-- TASK --
In the entries below, how many lines include "label"? Reply with the number and nothing more.

(Extracted data entries)
--------------------------------------------------

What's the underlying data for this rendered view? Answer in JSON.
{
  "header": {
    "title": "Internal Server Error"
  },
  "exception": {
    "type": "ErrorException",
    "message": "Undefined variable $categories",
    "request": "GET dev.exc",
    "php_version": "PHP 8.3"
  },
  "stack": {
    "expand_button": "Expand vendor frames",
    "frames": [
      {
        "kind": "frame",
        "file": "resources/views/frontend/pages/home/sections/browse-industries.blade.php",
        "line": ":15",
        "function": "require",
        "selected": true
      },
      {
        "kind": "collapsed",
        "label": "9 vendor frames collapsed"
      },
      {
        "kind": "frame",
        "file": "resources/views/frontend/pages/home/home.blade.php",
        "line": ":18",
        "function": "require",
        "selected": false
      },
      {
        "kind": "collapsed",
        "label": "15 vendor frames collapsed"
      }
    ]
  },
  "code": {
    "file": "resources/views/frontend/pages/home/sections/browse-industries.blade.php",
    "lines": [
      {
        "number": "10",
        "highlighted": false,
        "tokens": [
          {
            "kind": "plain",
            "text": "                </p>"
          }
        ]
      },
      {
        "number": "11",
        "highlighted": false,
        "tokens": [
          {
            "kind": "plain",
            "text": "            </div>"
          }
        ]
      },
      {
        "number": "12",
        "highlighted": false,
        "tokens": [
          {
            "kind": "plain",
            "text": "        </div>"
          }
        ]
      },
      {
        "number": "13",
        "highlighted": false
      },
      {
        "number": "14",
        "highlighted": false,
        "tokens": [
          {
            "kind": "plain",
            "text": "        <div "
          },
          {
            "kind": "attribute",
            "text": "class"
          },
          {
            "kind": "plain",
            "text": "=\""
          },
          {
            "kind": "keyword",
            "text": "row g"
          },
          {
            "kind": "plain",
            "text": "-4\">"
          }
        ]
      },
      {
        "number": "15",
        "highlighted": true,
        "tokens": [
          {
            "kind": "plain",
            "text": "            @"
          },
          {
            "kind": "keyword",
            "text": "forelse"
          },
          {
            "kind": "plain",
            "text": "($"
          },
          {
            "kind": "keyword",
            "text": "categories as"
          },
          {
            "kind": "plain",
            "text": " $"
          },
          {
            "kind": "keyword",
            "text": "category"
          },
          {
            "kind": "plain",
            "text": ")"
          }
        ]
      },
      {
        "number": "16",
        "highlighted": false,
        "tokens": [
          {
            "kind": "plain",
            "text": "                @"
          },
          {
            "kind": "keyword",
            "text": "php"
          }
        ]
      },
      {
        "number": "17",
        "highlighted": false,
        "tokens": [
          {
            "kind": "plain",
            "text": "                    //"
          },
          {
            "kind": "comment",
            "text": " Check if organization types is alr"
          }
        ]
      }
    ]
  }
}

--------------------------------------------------

-- SOLUTION TO THE EXERCISE --
2